Digital technology is advancing at an ever-increasing rate across all industries and the care sector is no different, but there are many care settings that still use very traditional processes and tools. When providing person-centred-care, it is mandatory that carers document a service user’s needs and preferences to ensure they are receiving the appropriate treatment and support. Many care settings have moved away from traditional paper-based documentation over to digital care record systems. This blog is going to explore the pros and cons of going digital in record keeping and how it impacts person-centred-care, but also providing culturally safe care.
Ensuring service users are provided with good hygiene services is one of many imperative parts of delivering person-centred-care and should be supported in a way the person wants it. Washing, for example, can highlight certain cultural boundaries. Understanding the service users’ wishes to either need assistance with a headscarf or even use their own vegan products can enrich an appropriate care plan for that individual and can be logged in real-time on a digital care record for all members of the care team to deliver truly person-centred care, with all members of the care team having a sound understanding of what is considered culturally safe for that particular service user.
Another way of creating a culturally safe environment can be getting service users involved in different activities. Activities can open up and determine the service user’s confidence and triggers. Some activities can be deemed offensive or difficult for the service user to engage in but having a history of the service user’s past trauma on hand, could potentially allow activity co-ordinators to tailor certain activities to their needs to ensure the service user feels safe. Activities don’t always need to be physical but can involve something like decision making. Some service users may feel it to be inappropriate for others, such as family members, to make certain decisions on their treatment for them. It can make them feel powerless and potentially trigger challenging behaviour in the service user. Knowing a service users’ triggers to prevent any challenging behaviour is certainly something that needs to be logged and known to all members of the care team.
When we are talking about person-centred-care, how often do we think about the service users cultural and spiritual beliefs. Also, cultural and spiritual beliefs don’t only refer to a person’s ethnicity or religious beliefs, culture is intricate and complicated.
The cultural iceberg shows the diversity included in a person’s cultural values. It can be extremely important to understand as much as we can about a persons cultural and spiritual beliefs and values to provide person centred care and ‘cultural safety’ for all.
Cultural safety may be defined by, mannerisms or behaviours that others may view as antisocial but are an integral part of that persons core cultural values and spiritual beliefs and are important aspects of their ability to live a good life.
The proverb “One man’s meat is another man’s poison” is important to note though. As what one person deems as acceptable behaviour another may find inappropriate and offensive. This can impact on creating a culturally safe environment for everyone. Being aware of the varying perspectives of different service users as well as the cultural beliefs of staff that may impact on their perspectives to appropriate care and behaviour is a complicated maze of details. However, providing true person-centred-care should be taking all these points into consideration.

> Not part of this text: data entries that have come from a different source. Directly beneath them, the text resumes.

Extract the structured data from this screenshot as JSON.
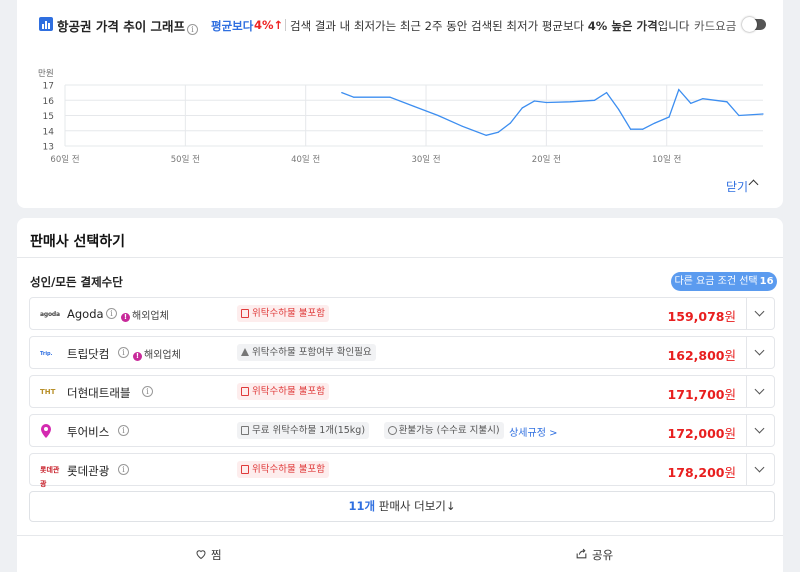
{
  "chart_section": {
    "title": "항공권 가격 추이 그래프",
    "compare_label": "평균보다",
    "compare_pct": "4%↑",
    "compare_desc_pre": "검색 결과 내 최저가는 최근 2주 동안 검색된 최저가 평균보다 ",
    "compare_desc_bold": "4% 높은 가격",
    "compare_desc_post": "입니다",
    "card_fee_label": "카드요금",
    "card_fee_toggle": "off",
    "close_label": "닫기",
    "colors": {
      "accent": "#2f6fe0",
      "up": "#e22222",
      "line": "#3d8ef0"
    }
  },
  "chart_data": {
    "type": "line",
    "title": "",
    "xlabel": "",
    "ylabel": "만원",
    "x_ticks": [
      "60일 전",
      "50일 전",
      "40일 전",
      "30일 전",
      "20일 전",
      "10일 전"
    ],
    "x_tick_values": [
      60,
      50,
      40,
      30,
      20,
      10
    ],
    "xlim": [
      60,
      2
    ],
    "y_ticks": [
      13,
      14,
      15,
      16,
      17
    ],
    "ylim": [
      13,
      17
    ],
    "grid": true,
    "series": [
      {
        "x": [
          37,
          36,
          33,
          31,
          29,
          27,
          25,
          24,
          23,
          22,
          21,
          20,
          18,
          16,
          15,
          14,
          13,
          12,
          11,
          9.8,
          9,
          8,
          7,
          5,
          4,
          2
        ],
        "values": [
          16.5,
          16.2,
          16.2,
          15.6,
          15.0,
          14.3,
          13.7,
          13.9,
          14.5,
          15.5,
          15.95,
          15.85,
          15.9,
          16.0,
          16.5,
          15.4,
          14.1,
          14.1,
          14.5,
          14.9,
          16.7,
          15.8,
          16.1,
          15.9,
          15.0,
          15.1
        ]
      }
    ]
  },
  "sellers": {
    "title": "판매사 선택하기",
    "payment_label": "성인/모든 결제수단",
    "filter_label": "다른 요금 조건 선택",
    "filter_count": "16",
    "rows": [
      {
        "logo": "agoda",
        "logo_color": "#333",
        "name": "Agoda",
        "foreign": "해외업체",
        "chips": [
          {
            "kind": "red",
            "icon": "box",
            "text": "위탁수하물 불포함"
          }
        ],
        "price": "159,078",
        "won": "원"
      },
      {
        "logo": "Trip.",
        "logo_color": "#2f6fe0",
        "name": "트립닷컴",
        "foreign": "해외업체",
        "chips": [
          {
            "kind": "gray",
            "icon": "tri",
            "text": "위탁수하물 포함여부 확인필요"
          }
        ],
        "price": "162,800",
        "won": "원"
      },
      {
        "logo": "THT",
        "logo_color": "#b8902a",
        "name": "더현대트래블",
        "foreign": "",
        "chips": [
          {
            "kind": "red",
            "icon": "box",
            "text": "위탁수하물 불포함"
          }
        ],
        "price": "171,700",
        "won": "원"
      },
      {
        "logo": "pin",
        "logo_color": "#c82aa0",
        "name": "투어비스",
        "foreign": "",
        "chips": [
          {
            "kind": "gray",
            "icon": "box",
            "text": "무료 위탁수하물 1개(15kg)"
          },
          {
            "kind": "gray",
            "icon": "circ",
            "text": "환불가능 (수수료 지불시)"
          }
        ],
        "link": "상세규정 >",
        "price": "172,000",
        "won": "원"
      },
      {
        "logo": "롯데관광",
        "logo_color": "#c8202a",
        "name": "롯데관광",
        "foreign": "",
        "chips": [
          {
            "kind": "red",
            "icon": "box",
            "text": "위탁수하물 불포함"
          }
        ],
        "price": "178,200",
        "won": "원"
      }
    ],
    "more_count": "11개",
    "more_label": " 판매사 더보기↓"
  },
  "bottom": {
    "wish_label": "찜",
    "share_label": "공유"
  }
}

Let’s breakdown the benefits of a digital care record:
• Information is accessible and entered in real-time
• More information provided about the service user for the support worker ensures better and more specific person-centred-care

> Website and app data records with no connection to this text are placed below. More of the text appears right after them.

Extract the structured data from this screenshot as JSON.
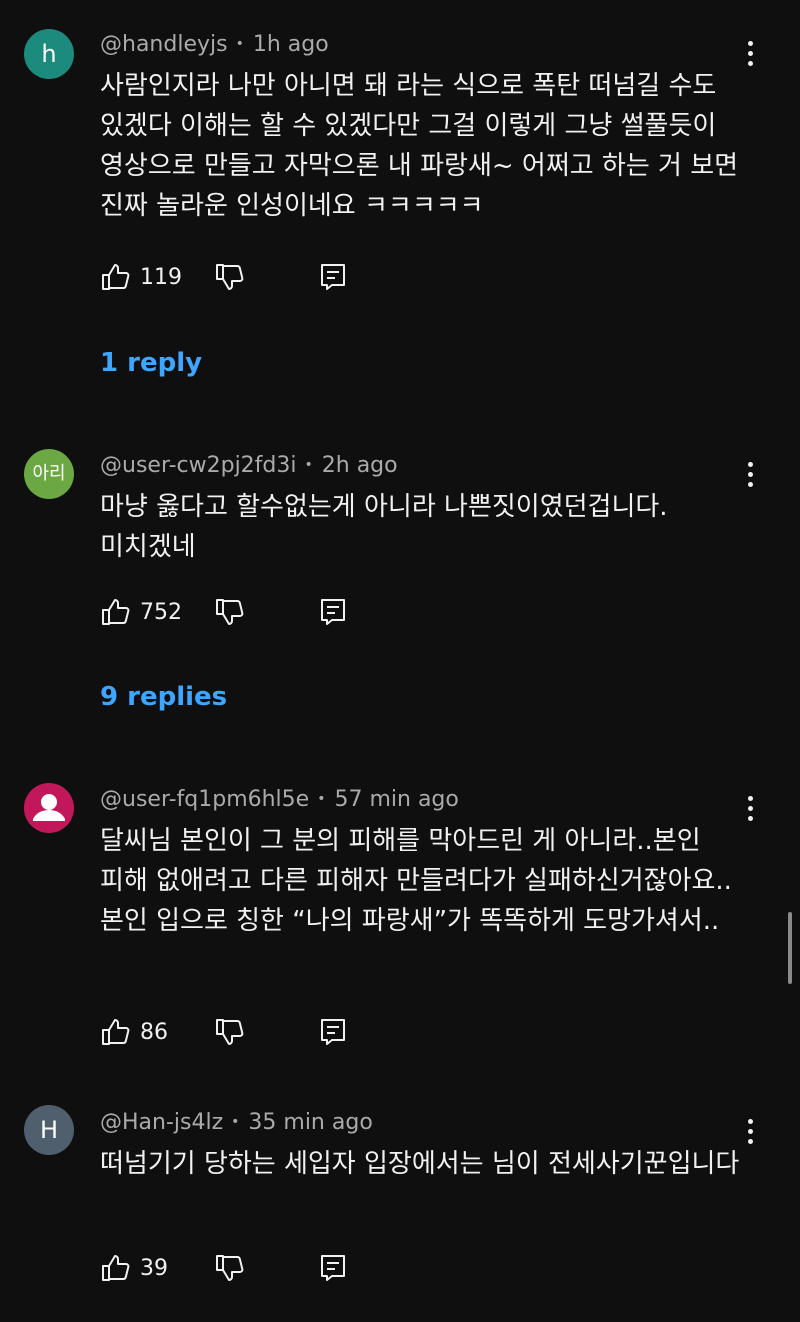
{
  "comments": [
    {
      "avatar_letter": "h",
      "avatar_color": "#1d8a7e",
      "handle": "@handleyjs",
      "time": "1h ago",
      "text": "사람인지라 나만 아니면 돼 라는 식으로 폭탄 떠넘길 수도 있겠다 이해는 할 수 있겠다만 그걸 이렇게 그냥 썰풀듯이 영상으로 만들고 자막으론 내 파랑새~ 어쩌고 하는 거 보면 진짜 놀라운 인성이네요 ㅋㅋㅋㅋㅋ",
      "likes": "119",
      "replies_label": "1 reply"
    },
    {
      "avatar_letter": "아리",
      "avatar_color": "#6ba843",
      "handle": "@user-cw2pj2fd3i",
      "time": "2h ago",
      "text": "마냥 옳다고 할수없는게 아니라 나쁜짓이였던겁니다. 미치겠네",
      "likes": "752",
      "replies_label": "9 replies"
    },
    {
      "avatar_icon": "person-icon",
      "avatar_color": "#c2185b",
      "handle": "@user-fq1pm6hl5e",
      "time": "57 min ago",
      "text": "달씨님 본인이 그 분의 피해를 막아드린 게 아니라..본인 피해 없애려고 다른 피해자 만들려다가 실패하신거잖아요..본인 입으로 칭한 “나의 파랑새”가 똑똑하게 도망가셔서..",
      "likes": "86"
    },
    {
      "avatar_letter": "H",
      "avatar_color": "#4f5f6d",
      "handle": "@Han-js4lz",
      "time": "35 min ago",
      "text": "떠넘기기 당하는 세입자 입장에서는 님이 전세사기꾼입니다",
      "likes": "39"
    }
  ],
  "colors": {
    "background": "#0f0f0f",
    "primary_text": "#f1f1f1",
    "secondary_text": "#aaaaaa",
    "link_blue": "#3ea6ff"
  },
  "icons": {
    "like": "thumbs-up-icon",
    "dislike": "thumbs-down-icon",
    "reply": "reply-comment-icon",
    "more": "more-vertical-icon"
  }
}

• Keeps a historical record of the service users’ needs for new staff turnover to get to know the service users needs to provide the care, without having to find out for themselves and ensure a positive relationship is being built from the start.
• There may be changes in the service user’s health, this can be captured in real-time as well and can be connected to the service user’s health record.

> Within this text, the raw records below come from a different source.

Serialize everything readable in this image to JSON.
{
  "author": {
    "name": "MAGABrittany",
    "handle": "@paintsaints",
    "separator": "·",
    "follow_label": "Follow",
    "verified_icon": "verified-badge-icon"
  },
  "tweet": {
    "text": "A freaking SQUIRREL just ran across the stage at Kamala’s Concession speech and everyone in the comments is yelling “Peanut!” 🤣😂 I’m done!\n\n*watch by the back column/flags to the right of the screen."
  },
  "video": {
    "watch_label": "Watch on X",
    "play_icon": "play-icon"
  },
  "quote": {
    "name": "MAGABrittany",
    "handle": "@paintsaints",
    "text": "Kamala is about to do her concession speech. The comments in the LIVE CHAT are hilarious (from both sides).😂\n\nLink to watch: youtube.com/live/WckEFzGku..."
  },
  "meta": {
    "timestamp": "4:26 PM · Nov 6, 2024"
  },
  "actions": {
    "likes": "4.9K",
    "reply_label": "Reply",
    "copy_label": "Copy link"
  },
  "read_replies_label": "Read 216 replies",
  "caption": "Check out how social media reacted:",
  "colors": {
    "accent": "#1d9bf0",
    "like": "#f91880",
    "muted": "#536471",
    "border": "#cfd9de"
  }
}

• Other technology, such as falls detection and prevention technology, can allow more independence for the service user
Trust and partnership are extremely important when trying to build a relationship between a service user and support worker. A Digital Care Record can give service providers a great opportunity to access this information around the care home using different devices to ensure the service users care plan can be viewed by different members of the care team then and there. This can be extremely beneficial to avoiding any errors and provides clarity. By having the correct and appropriate information and being able to access an entered in in real time, compared to paper record, can improve a care plan for service users. Other technology around homes such as, falls detection and prevention, can help service users feel safe and it gives support workers the piece of mind to fully support the service user’s independency, but still provide the same level of service and care.
As always, with technology, nothing is ever perfect. There can be glitches and sometimes systems crash. We’ve had a look at the benefits, but what could be potential cons to a digital care record:
• Service users lack of technological aptitude may be apprehensive and confusing with support workers being on the phone or on a tablet, as they may not understand why.
• On top of mandatory training care staff members already undergo, there will also need to be an implementation for extra adequate training for staff members to understand all components of the electronic system itself. Especially if different homes all use a different digital record system. This can be more time consuming.
• Loss of data if not secured properly could be a big issue as you will essentially be starting from scratch with that service user if the data is lost.
However, when providing the best care for service users, I would say using a digital care record gives support workers the best opportunity to improve on person-centred-care.
Do you think digital care recording is the way forward to providing better care and support?